The military presence in the Council will no wonder ensure a speedy inflow of FDI at the moment. With the military acting as a guarantor, the investments from Riyadh and Dubai are confirmed, underscoring the Gulf states’ doubts about Pakistan’s political continuity and its capacity to uphold commercial contracts during periods of governmental change. Although the military’s representation in the SIFC may offer a perception of stability, it also emphasises the room for far-reaching, enduring policy adjustments to tackle basic structural hurdles. Therefore, in order to ensure that the investments keep coming in in the long run, there is a need to bring about broad-based changes at the policy level that will facilitate investors’ confidence.

Nonetheless, Islamabad is focused on revitalising the national economic scenario. SIFC is expected to assist investment and privatisation in areas such as defence, strategic initiatives, agriculture, forestry, fishing, mining, development, technology, energy and telecommunication, among others. It represents the state’s seriousness towards drawing external and internal investment and reviving the economy. The Council is attempting to undertake all requisite actions to create, motivate and endorse openings for business and investment in the country. Though it is a significant stride towards economic development, the long-term resolution of the financial fiasco and retention of investors’ confidence remains in maintaining a stable sociopolitical order and facilitating long-term advancement by providing a conducive scenario for new businesses.

Fareha Iqtidar Khan

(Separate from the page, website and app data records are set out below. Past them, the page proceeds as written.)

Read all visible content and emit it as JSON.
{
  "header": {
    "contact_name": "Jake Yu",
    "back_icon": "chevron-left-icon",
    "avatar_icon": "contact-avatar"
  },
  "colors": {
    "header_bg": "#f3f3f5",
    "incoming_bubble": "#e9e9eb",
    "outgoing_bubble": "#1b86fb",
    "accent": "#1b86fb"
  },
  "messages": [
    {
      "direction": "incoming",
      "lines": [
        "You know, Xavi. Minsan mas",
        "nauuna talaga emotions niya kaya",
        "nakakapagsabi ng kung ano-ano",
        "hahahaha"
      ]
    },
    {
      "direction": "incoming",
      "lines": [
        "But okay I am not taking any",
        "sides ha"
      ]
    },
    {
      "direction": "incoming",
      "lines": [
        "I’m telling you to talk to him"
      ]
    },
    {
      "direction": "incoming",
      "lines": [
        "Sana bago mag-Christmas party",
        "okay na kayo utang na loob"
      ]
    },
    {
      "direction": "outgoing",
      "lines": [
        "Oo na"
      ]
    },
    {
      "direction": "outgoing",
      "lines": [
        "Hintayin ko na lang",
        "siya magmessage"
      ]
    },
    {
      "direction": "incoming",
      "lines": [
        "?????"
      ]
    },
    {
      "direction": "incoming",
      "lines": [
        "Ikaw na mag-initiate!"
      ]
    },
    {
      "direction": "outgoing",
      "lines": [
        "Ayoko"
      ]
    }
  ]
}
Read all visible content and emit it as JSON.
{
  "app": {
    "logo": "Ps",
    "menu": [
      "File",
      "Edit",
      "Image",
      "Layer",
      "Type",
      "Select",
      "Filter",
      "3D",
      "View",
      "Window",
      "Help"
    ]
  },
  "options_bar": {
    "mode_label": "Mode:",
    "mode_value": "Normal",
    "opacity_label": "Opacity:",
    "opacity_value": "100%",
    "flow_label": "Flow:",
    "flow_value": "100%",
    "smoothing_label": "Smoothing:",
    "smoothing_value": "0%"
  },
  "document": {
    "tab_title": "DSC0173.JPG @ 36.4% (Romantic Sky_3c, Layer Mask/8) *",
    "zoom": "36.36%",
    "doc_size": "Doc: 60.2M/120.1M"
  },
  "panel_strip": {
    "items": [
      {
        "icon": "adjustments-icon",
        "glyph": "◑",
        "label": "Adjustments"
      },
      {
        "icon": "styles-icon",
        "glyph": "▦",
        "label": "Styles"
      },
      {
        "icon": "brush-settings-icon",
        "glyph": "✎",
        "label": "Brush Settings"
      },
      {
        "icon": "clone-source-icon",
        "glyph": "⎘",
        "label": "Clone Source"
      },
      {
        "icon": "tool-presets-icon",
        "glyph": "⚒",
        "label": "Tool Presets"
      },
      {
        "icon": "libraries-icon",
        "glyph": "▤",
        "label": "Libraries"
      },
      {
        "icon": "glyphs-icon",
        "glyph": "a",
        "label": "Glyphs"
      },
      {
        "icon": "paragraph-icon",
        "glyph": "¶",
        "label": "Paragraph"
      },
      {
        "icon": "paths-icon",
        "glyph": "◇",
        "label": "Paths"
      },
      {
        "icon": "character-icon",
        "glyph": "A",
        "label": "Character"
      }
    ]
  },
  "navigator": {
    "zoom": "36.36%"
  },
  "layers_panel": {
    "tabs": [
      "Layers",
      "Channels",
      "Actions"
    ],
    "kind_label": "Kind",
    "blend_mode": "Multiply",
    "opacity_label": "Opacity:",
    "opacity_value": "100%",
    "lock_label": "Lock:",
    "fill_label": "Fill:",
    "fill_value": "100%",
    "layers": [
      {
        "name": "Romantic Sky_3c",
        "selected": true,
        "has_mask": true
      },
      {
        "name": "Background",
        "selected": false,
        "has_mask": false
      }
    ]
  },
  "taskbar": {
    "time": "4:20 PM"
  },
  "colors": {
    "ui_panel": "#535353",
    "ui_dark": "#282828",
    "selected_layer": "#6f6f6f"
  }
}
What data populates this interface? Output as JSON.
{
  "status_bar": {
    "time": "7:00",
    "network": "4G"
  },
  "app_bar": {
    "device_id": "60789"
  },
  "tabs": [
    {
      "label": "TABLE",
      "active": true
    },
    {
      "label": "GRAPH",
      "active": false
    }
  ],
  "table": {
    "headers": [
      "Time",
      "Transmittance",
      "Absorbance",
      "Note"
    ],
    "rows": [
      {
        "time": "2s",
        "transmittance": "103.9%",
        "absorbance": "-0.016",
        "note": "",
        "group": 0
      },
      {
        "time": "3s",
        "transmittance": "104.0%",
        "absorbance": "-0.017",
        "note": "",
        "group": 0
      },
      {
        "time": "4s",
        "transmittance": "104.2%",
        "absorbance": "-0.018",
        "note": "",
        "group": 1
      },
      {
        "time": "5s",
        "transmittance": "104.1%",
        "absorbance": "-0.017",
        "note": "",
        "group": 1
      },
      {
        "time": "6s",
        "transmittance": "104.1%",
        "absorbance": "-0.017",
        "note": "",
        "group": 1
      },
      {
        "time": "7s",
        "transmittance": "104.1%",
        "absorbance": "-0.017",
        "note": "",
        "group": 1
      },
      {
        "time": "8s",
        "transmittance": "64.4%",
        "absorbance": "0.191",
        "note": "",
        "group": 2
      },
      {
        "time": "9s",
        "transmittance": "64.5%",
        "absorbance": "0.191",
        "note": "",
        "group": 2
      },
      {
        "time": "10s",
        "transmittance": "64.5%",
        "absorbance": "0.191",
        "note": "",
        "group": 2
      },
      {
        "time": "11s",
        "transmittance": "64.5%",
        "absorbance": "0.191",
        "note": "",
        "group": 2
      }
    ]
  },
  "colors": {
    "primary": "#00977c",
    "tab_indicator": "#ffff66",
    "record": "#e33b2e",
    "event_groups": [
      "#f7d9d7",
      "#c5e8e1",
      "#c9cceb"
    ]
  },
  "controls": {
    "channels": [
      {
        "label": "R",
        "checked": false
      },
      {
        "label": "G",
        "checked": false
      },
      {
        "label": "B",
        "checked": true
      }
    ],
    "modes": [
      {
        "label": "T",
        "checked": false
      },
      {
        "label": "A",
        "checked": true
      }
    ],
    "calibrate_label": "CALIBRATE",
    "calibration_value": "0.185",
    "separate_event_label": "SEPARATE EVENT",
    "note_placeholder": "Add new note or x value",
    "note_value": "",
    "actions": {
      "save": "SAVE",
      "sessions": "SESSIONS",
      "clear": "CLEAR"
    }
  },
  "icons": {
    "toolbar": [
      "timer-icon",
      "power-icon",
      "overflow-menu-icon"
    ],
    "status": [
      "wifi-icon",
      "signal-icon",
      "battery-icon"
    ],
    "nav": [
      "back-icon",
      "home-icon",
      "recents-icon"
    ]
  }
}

Fareha Iqtidar Khan serves as a Senior Associate Editor at the Centre for Strategic and Contemporary Research. Holding an MPhil in International Relations from the National Defence University, she also occasionally teaches at esteemed public sector universities.

Leave a Comment


Welcome! Login in to your account

Remember me Lost your password?

Lost Password